WHAT YOU SHOULD DO
Where the records below have a line with "content", that line is to be copied.

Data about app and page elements
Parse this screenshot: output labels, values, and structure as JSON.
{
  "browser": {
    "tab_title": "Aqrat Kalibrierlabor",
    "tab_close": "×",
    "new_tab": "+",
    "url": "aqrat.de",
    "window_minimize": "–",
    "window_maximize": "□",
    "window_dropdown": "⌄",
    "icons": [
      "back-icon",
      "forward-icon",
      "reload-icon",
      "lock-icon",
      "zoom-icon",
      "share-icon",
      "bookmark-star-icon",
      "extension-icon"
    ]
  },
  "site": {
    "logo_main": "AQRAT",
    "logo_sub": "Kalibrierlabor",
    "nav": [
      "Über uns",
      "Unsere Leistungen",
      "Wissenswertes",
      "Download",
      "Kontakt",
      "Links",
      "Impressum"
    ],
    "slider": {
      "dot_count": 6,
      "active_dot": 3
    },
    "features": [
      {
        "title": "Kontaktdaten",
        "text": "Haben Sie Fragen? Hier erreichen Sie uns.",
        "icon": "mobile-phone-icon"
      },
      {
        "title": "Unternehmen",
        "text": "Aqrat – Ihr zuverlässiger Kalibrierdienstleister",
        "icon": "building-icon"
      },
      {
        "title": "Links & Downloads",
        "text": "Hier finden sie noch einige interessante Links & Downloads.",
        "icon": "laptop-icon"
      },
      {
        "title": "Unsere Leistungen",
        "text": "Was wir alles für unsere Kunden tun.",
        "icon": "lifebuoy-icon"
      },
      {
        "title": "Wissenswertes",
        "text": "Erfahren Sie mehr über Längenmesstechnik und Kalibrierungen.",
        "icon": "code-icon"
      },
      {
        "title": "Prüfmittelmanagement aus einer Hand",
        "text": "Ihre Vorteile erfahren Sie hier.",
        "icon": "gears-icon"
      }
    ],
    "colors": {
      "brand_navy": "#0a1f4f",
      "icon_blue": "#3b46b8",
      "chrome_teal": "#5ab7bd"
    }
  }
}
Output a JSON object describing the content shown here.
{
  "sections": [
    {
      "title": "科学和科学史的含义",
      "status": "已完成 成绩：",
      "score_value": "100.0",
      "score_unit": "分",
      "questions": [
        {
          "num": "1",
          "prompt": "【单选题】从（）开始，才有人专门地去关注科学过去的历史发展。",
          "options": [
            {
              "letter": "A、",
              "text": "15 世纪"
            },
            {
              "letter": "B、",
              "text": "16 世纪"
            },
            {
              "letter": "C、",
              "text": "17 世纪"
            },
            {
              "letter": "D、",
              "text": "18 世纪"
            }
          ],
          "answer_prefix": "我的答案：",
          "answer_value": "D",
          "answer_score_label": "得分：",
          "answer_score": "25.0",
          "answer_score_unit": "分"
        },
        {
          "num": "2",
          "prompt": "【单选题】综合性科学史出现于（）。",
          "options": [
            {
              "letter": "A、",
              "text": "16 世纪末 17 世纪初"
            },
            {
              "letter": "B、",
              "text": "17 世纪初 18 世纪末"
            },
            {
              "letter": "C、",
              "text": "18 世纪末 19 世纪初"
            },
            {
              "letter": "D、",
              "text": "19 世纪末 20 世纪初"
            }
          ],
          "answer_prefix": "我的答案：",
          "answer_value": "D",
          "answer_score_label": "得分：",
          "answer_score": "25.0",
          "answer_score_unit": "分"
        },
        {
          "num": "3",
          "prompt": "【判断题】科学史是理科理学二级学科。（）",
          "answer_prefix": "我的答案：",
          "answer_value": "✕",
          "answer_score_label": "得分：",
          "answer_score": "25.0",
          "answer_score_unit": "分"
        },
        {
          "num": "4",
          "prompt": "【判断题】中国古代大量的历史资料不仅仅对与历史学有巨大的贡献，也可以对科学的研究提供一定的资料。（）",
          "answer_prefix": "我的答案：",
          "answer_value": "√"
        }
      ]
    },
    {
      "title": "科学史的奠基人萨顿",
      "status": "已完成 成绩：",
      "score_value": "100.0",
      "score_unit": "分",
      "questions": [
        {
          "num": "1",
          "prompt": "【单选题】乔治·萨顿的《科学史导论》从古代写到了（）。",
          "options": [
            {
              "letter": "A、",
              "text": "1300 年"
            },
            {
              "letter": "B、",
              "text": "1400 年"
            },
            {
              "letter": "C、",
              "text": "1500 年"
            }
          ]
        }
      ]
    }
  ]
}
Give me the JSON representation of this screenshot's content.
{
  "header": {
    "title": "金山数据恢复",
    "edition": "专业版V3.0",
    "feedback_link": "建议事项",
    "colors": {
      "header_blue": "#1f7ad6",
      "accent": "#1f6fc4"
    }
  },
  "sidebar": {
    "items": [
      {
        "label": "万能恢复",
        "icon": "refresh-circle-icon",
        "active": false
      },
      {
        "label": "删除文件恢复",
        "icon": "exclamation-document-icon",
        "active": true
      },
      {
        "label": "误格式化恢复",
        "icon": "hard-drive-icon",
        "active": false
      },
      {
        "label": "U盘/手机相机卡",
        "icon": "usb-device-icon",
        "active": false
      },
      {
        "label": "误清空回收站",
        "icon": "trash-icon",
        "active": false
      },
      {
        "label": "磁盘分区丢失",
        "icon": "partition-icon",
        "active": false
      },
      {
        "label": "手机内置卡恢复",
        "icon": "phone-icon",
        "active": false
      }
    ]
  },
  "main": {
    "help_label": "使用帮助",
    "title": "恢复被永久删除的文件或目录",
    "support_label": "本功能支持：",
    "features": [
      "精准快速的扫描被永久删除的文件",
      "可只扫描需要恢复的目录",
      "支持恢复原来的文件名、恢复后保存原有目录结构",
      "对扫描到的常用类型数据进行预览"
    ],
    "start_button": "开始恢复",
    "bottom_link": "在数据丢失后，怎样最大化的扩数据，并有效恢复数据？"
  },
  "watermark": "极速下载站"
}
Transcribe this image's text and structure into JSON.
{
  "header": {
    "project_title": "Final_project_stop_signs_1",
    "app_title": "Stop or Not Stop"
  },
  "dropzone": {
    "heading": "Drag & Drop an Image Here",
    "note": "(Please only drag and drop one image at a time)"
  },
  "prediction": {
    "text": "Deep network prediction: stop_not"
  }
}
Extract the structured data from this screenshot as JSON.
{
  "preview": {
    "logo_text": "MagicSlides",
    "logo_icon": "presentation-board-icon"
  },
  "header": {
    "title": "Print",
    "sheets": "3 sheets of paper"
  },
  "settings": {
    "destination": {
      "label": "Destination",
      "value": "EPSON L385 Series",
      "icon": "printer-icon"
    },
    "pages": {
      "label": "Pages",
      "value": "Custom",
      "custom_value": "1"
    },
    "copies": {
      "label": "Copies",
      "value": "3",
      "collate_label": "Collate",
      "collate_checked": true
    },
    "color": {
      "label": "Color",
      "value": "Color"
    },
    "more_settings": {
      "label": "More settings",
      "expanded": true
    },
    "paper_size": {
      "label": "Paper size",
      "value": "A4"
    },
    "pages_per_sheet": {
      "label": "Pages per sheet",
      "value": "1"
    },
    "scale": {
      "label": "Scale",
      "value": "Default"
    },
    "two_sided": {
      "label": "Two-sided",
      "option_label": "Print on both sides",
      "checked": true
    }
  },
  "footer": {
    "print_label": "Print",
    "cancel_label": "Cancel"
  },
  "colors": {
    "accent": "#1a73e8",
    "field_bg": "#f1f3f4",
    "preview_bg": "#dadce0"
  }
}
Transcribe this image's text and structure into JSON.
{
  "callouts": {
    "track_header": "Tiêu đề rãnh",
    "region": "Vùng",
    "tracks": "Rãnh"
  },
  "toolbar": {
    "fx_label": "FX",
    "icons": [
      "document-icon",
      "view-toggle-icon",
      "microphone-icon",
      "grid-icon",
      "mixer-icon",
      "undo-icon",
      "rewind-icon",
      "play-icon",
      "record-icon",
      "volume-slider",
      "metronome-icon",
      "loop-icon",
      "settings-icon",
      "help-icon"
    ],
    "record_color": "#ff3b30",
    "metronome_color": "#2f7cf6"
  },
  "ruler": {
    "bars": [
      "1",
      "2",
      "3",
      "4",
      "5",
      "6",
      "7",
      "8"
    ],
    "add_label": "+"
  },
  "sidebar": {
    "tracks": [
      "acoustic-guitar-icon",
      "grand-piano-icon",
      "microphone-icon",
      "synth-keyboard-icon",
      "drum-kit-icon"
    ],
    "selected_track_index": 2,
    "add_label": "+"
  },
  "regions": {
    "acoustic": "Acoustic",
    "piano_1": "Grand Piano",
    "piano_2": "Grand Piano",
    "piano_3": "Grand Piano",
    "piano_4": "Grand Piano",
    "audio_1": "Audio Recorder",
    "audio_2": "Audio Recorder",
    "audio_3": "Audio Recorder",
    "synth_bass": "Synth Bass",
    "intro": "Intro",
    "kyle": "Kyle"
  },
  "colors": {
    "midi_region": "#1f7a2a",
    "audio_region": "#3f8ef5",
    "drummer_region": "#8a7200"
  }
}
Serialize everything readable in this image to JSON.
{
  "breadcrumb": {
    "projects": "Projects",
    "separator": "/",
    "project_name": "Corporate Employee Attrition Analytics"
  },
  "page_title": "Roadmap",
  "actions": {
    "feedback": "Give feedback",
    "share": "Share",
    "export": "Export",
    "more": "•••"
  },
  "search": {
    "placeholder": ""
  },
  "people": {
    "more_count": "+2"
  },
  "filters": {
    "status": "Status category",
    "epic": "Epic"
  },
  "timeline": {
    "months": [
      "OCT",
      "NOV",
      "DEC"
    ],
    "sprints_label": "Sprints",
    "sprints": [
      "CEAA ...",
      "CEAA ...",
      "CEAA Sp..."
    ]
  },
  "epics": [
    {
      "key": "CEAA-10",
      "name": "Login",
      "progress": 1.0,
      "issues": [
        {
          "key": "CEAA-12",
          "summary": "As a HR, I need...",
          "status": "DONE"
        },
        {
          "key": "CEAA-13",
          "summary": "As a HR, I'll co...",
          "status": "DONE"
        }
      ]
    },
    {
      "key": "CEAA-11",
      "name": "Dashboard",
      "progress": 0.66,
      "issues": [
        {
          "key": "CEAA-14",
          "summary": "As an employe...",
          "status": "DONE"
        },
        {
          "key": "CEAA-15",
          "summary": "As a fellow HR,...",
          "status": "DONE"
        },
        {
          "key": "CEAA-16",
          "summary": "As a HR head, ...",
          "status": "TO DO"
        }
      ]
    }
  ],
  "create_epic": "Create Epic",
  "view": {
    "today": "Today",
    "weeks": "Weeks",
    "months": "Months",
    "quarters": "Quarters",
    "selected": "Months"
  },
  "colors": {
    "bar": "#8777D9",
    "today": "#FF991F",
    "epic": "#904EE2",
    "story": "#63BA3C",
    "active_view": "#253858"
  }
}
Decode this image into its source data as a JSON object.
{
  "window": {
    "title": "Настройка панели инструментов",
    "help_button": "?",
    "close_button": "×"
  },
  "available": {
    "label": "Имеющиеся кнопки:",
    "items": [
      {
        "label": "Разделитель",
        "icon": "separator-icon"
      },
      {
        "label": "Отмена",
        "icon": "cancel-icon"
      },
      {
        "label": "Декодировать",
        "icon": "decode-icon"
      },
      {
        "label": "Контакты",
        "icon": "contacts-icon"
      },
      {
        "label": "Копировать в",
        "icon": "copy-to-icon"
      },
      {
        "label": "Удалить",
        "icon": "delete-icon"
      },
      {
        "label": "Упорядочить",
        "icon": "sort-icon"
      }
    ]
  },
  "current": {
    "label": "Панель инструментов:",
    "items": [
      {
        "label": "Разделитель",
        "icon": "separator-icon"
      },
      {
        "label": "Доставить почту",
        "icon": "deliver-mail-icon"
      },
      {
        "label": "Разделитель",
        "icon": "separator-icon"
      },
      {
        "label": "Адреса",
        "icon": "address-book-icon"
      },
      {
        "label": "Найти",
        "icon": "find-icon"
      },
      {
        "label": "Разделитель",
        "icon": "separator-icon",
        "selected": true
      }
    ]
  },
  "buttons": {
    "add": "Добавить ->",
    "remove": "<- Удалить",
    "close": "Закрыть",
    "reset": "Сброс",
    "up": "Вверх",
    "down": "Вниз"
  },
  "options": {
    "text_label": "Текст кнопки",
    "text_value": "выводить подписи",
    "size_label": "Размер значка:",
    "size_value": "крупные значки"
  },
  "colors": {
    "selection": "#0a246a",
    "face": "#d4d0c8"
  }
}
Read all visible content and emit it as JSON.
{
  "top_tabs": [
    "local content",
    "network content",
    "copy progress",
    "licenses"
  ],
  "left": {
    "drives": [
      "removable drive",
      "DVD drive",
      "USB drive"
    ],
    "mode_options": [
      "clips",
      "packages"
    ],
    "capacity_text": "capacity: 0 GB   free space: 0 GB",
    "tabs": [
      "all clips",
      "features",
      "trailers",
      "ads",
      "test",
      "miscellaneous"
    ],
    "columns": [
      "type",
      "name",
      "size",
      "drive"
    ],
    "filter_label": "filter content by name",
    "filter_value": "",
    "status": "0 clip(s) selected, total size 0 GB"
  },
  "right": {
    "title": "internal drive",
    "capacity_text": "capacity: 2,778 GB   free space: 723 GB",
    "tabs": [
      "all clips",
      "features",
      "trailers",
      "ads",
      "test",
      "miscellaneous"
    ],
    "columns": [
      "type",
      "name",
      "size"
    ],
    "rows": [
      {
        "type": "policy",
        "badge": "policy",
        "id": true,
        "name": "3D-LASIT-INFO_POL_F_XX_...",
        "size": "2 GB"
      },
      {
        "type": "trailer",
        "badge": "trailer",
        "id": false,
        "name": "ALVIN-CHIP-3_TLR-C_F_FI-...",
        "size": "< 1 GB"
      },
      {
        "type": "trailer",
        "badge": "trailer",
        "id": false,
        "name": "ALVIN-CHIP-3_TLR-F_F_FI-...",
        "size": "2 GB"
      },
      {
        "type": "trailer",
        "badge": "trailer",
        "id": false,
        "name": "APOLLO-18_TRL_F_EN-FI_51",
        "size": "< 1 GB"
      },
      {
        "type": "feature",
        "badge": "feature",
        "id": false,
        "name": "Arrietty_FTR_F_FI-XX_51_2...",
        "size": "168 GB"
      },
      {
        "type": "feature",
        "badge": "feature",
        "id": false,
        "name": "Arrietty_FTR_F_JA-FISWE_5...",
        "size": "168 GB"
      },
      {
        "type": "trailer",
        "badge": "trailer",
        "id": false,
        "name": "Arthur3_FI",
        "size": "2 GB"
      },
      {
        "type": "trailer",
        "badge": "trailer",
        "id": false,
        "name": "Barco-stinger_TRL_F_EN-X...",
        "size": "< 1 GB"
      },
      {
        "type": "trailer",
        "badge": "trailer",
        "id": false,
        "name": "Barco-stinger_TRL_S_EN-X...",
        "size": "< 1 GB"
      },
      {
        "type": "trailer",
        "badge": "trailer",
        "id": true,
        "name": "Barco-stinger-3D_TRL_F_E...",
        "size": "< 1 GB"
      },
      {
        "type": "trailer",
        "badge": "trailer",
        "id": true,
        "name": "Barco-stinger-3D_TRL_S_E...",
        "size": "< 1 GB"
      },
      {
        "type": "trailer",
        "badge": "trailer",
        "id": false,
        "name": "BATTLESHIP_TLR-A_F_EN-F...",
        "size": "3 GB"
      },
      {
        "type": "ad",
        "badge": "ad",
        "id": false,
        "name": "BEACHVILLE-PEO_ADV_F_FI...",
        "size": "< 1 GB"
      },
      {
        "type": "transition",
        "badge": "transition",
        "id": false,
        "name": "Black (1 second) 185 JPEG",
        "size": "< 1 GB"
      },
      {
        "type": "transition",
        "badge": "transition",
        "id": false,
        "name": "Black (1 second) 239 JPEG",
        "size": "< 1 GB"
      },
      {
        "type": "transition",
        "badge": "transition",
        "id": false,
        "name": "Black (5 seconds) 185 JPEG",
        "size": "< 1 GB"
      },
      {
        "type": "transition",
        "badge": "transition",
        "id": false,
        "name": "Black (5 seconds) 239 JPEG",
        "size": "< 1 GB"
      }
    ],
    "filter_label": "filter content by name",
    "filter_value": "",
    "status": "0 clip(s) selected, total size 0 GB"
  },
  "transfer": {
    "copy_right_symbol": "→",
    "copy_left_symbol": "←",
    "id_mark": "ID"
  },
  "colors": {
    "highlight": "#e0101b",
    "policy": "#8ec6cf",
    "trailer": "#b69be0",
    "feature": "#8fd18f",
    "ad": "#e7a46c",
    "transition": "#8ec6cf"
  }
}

REPLY TO THE TASK
Output a JSON object describing the content shown here.
Give me the JSON representation of this screenshot's content.
Read all visible content and emit it as JSON.
    "local content",
    "network content",
    "filter_label": "filter content by name",
    "filter_label": "filter content by name",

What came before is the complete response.